Western Mass. college trains nurse educators in Haiti, amid political and civil crisis
Political and civil unrest continues to disrupt life in Haiti. The country has been in crisis since the assassination of President Jovenel Moïse in 2021. Many in the country say resources are limited, especially access to adequate health care. But a western Massachusetts college is seeking to change that.
Professor Anne Mistivar has been teaching a class of about 25 nursing teachers from Haiti, over Zoom, for three years now. She’s been working on a program at Elms College in Chicopee that guides nursing faculty at the Episcopal University of Haiti on the most up-to-date nursing and health care practices.
The class is offered for free through a W.K. Kellogg Foundation grant.
“So today we are going to talk about our nursing philosophy. Bonsoir tout le monde! Aujourd'hui, nous allons parler de la philosophie de l'infirmier," said Mistivar, who translates her lessons in English, Haitian Creole and French.
Mistivar said she wants to wrap up their last day of this course by having each student present their nursing philosophy. One of the students, Louis Gerald Dolce, a nursing science faculty member in Haiti, said he wants to foster a classroom filled with respect and empathy.
“My joy is to see people learn and to contribute even a little to their success,” Dolce said. “Teaching is the best way for me to increase what I already know about a subject, and sharing my knowledge will bring me the greatest good.”
Sometimes, there isn’t a decent internet connection for students in Haiti to access the class virtually. Martha Jean Celus, a nurse faculty student, had some difficulty with her connection. She ended up emailing Mistivar her presentation.
Some students need to walk miles before finding an adequate network, but they do it for this program.
It started back in 2019 and consists of four courses. The first is a 12-week immersive English course, followed by three nurse educator courses focusing on curriculum development, test building and maternal health care.
Nursing faculty members who complete the program gain credits towards their own degree.
Anne-Marie Albano is the co-director of the Haitian nursing program at Elms. She said there are multiple barriers preventing Haitians from obtaining health care on the island.

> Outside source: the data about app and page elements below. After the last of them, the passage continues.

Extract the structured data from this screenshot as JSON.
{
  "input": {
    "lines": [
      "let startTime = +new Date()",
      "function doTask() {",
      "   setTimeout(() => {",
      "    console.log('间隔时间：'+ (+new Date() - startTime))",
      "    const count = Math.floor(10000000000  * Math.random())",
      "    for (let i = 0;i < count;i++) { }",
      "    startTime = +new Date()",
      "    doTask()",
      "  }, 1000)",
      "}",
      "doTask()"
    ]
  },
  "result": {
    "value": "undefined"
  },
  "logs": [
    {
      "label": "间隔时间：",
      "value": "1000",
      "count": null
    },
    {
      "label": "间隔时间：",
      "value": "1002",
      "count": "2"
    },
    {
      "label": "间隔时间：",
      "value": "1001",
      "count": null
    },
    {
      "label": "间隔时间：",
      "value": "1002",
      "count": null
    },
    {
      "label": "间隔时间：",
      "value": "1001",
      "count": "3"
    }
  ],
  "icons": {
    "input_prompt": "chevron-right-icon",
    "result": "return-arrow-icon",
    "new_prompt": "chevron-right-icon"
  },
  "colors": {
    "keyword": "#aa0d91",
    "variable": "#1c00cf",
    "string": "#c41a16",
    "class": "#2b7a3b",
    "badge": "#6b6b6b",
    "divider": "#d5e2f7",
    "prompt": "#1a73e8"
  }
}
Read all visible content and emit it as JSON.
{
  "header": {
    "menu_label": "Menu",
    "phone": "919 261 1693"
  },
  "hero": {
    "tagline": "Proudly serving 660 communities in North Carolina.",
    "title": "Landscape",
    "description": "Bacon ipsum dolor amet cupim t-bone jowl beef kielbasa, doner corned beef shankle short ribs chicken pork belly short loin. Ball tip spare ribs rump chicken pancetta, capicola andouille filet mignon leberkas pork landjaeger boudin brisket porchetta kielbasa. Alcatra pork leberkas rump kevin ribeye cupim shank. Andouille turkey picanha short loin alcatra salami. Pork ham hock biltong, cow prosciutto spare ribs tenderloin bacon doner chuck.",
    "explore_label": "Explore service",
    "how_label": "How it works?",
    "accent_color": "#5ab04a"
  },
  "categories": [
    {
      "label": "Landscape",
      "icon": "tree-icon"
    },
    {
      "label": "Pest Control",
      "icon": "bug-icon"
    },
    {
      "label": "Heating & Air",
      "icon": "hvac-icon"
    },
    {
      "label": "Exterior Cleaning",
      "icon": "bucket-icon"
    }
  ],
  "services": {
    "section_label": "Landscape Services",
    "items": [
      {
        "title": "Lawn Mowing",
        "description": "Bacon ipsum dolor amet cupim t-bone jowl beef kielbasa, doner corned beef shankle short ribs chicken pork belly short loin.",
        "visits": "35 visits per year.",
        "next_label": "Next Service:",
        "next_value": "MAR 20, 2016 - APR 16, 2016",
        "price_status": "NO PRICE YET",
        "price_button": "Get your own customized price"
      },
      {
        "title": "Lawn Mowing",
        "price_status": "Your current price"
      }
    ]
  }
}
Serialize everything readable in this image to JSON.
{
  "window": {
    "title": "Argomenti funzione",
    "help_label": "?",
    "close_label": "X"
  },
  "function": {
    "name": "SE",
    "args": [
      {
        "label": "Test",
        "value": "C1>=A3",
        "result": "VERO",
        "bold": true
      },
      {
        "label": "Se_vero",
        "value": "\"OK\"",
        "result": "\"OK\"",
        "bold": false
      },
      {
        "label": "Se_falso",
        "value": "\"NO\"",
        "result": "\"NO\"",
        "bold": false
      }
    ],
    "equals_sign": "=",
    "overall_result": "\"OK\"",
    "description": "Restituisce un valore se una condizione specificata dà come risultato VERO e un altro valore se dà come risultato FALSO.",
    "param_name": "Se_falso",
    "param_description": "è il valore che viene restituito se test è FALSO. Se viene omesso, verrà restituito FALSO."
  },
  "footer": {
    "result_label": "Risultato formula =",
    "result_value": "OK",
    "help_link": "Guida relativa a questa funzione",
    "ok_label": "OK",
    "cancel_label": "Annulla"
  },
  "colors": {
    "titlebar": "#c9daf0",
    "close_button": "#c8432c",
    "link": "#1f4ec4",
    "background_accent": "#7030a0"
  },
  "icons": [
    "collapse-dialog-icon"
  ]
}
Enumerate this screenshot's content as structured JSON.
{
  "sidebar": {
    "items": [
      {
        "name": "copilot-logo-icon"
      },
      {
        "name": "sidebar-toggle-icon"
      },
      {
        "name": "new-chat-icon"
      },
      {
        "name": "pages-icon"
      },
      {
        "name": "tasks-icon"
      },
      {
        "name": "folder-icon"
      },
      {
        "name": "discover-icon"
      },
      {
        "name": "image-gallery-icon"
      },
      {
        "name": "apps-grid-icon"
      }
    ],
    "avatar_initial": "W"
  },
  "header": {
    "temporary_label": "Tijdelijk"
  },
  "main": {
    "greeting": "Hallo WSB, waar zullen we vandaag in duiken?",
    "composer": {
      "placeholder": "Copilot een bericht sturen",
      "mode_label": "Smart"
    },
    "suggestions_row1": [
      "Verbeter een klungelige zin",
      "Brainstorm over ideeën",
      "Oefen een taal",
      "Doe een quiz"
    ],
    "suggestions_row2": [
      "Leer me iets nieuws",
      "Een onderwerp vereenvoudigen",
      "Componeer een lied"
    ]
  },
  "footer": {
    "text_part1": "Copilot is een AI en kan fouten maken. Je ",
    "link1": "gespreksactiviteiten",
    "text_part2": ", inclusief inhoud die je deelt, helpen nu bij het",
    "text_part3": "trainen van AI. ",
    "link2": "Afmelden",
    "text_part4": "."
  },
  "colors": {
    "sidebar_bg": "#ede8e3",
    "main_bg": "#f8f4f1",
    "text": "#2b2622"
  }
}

After the assassination of Moïse and a 7.2 magnitude earthquake destroyed homes, schools and hospitals in 2021, Albano said most Haitians aren’t getting essential supplies.
“They don't get food, they don't get water, they don't get Internet access. They don't get, you know, so many different things. Fuel is the big thing,” Albano said.
Albano said many of the smaller hospitals in Haiti have not been able to stay open long enough because of the low fuel supply.
Harry Dumay, president of Elms, and from Haiti himself, helped start the program.
“It's really a small impact and given the magnitude of the needs, but it is an impact nonetheless,” Dumay said.
Dumay acknowledges the program may not remedy the lack of access to hospitals, but said this program will help.
“The impact that we can have will be on the preparation of nurses," Dumay said, "so that we can elevate the level of care that nurses provide in those regions where they can work."
Fabiola Docteur is thinking broader than that. A graduate of the Elms program, Docteur said she and her students travel to rural, mountainous areas of Haiti without hospitals to give pregnant women checkups.
“When we do mobile clinics, we educate those women. We talk to them. We give them medicine. But we can't go every day or every week or every month. Sometimes we go every six months to help them. We know that they should have someone to evaluate them every month," Docteur said. "Sometimes it's not easy."
Docteur said they give the women their contact information, so at the very least they can call them if they have questions or concerns.
Docteur said she hopes, one day, to have a clinic in the mountainous regions and provide health care for all.
“If I have the opportunity in future, I want to go where there is no hospital, there is no personal health,” Docteur said. “I can go and give work to some nurses. We can do something for these people because we know that they need help.”
It’s a big plan, she said. But if there’s a need, she wants to be there to fill it.